More than 20 NHS hospitals on ‘black alert’ amid reports of patients left in ambulances

Overcrowding in NHS hospitals has become so severe that last week more than 20 trusts issued ‘black alerts’, meaning they are unable to guarantee life-saving emergency care.

The top-level alert, considered a “serious incident” by NHS England, can result in scheduled operations being cancelled and patients being diverted to other hospitals as overflowing A&E departments struggle to cope.

 At least 23 hospital trusts in England declared they were unable to manage demand last week, reported The Guardian.

In Leicester, patients were made to wait in ambulances until A&E staff were able to see them, according to the newspaper.

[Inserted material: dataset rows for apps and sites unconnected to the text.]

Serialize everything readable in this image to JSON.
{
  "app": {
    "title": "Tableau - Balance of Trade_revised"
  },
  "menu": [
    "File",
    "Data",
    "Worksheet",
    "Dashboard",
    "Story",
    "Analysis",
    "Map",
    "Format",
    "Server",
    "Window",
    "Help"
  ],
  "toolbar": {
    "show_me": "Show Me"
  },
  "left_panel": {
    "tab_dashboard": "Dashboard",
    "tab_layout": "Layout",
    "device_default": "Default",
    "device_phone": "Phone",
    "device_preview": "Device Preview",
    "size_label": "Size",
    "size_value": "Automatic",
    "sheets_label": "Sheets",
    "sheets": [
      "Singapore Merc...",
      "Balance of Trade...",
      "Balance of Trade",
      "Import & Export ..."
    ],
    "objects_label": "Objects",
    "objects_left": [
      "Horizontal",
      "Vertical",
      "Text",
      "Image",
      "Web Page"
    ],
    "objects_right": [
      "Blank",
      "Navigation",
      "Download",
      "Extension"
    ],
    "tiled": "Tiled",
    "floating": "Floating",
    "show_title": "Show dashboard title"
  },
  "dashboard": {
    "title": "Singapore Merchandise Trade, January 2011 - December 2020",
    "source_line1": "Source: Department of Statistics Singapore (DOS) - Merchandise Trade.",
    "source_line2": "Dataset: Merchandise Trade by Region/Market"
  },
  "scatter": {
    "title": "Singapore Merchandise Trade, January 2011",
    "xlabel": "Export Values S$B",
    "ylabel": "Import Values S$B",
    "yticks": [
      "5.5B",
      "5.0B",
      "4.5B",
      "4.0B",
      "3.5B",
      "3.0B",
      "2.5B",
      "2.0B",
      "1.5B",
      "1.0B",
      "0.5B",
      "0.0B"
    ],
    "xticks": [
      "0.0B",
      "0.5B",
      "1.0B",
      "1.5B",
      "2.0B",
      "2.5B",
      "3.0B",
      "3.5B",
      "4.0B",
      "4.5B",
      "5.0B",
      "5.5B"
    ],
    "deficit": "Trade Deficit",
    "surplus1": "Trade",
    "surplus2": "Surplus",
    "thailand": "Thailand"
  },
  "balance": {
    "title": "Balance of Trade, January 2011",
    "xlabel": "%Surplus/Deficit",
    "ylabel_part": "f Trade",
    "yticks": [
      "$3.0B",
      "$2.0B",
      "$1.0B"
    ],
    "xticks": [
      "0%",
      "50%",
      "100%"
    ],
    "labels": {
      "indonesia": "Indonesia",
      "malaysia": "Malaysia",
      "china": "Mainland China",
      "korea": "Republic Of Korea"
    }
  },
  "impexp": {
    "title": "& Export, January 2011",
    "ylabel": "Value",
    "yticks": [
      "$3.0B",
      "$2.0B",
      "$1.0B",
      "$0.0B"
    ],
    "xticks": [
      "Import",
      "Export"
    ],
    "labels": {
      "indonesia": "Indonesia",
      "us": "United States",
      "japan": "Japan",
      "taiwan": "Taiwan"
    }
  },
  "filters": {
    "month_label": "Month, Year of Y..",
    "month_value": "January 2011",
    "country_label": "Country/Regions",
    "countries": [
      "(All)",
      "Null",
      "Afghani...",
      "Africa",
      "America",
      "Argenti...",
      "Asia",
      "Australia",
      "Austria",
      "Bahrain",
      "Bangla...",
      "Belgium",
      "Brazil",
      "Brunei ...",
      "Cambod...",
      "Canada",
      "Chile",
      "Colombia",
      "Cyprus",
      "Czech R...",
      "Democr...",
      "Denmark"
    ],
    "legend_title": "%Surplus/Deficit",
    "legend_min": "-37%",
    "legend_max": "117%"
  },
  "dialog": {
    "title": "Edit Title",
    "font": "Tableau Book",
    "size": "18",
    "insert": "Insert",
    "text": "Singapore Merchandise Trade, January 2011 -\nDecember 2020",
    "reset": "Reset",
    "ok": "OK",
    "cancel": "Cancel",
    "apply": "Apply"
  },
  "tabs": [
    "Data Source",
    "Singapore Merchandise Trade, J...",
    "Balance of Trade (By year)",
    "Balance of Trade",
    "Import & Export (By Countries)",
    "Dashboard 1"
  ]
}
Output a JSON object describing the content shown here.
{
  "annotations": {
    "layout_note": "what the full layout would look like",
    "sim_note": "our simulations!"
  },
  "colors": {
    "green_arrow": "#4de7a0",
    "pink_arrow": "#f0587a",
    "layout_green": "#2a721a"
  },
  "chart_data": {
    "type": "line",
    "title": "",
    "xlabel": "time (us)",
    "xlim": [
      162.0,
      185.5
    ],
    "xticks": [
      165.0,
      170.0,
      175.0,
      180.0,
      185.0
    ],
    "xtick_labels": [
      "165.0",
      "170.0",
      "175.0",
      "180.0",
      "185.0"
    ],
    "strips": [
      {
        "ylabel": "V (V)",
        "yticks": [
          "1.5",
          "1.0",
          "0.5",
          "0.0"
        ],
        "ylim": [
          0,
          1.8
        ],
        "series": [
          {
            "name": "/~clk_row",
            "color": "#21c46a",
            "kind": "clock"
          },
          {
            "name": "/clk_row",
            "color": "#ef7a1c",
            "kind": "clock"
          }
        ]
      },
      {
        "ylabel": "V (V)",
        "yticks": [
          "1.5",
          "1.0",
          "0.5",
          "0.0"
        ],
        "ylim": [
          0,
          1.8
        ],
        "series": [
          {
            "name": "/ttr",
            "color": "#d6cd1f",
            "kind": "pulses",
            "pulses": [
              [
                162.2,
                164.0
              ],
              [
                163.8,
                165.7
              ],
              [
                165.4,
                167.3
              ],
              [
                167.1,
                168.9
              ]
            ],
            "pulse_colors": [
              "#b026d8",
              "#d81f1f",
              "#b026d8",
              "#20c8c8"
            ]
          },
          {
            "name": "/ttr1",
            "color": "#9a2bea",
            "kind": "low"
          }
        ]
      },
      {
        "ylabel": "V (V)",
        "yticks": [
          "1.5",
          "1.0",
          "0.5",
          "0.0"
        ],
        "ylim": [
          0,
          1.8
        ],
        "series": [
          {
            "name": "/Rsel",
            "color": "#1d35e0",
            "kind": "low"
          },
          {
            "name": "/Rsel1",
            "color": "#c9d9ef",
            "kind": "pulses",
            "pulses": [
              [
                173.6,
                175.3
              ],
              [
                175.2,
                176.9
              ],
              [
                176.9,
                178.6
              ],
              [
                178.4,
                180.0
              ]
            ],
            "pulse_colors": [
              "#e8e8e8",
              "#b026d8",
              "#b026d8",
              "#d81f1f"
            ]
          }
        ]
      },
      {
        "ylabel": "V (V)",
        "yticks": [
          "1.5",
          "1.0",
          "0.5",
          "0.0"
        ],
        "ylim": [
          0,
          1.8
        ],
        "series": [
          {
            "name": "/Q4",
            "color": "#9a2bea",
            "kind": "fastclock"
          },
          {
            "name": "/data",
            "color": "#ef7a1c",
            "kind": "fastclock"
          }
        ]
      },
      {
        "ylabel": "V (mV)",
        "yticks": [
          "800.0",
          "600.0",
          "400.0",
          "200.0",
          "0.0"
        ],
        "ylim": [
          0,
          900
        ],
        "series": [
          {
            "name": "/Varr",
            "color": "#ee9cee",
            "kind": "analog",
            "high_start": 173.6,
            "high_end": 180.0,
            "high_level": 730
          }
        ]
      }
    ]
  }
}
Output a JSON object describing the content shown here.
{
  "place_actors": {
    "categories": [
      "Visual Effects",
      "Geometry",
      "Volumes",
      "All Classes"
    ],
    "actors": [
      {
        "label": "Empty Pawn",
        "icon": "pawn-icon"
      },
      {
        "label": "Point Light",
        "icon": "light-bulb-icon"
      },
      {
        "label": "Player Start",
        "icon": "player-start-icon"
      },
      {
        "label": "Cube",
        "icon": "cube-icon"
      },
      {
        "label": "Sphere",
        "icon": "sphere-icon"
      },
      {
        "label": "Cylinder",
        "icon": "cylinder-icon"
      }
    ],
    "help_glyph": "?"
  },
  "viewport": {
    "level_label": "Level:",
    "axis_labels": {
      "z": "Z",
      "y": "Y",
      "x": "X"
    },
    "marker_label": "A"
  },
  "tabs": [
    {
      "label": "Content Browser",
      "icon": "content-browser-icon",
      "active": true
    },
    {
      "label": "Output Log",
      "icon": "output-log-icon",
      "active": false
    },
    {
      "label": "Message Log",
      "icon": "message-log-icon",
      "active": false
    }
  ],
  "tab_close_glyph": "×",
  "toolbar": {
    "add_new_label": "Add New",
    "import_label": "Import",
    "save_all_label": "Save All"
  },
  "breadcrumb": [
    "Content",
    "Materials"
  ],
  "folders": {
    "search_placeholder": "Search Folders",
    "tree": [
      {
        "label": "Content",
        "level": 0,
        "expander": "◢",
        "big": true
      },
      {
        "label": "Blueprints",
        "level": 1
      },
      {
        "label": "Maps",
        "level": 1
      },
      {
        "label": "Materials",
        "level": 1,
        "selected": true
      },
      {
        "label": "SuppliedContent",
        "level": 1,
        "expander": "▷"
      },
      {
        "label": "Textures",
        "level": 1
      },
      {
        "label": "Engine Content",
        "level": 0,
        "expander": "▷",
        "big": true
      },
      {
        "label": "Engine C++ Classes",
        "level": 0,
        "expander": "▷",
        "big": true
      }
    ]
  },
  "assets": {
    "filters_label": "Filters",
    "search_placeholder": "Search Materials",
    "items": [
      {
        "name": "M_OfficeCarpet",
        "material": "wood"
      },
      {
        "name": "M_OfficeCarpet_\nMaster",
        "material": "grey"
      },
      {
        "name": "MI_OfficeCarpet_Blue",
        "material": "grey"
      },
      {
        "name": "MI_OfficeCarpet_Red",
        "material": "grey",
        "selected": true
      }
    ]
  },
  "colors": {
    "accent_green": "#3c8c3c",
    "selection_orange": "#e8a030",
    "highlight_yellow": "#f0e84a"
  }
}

And bed shortages at Royal Surrey hospital in Guildford at one point are said to have left 27 patients in need of a bed with nowhere to go.

Around a third of NHS trusts said they were facing intense pressures in December, according to the Nuffield Trust, which found 50 hospitals had declared alerts at the two highest escalation levels on an official scale last month.

Most of the 23 trusts The Guardian spoke to said they had reached the most severe of the four levels, with some describing the pressures they were facing in terms of a “serious internal incident”.

Full story in The Independent 12 January 2017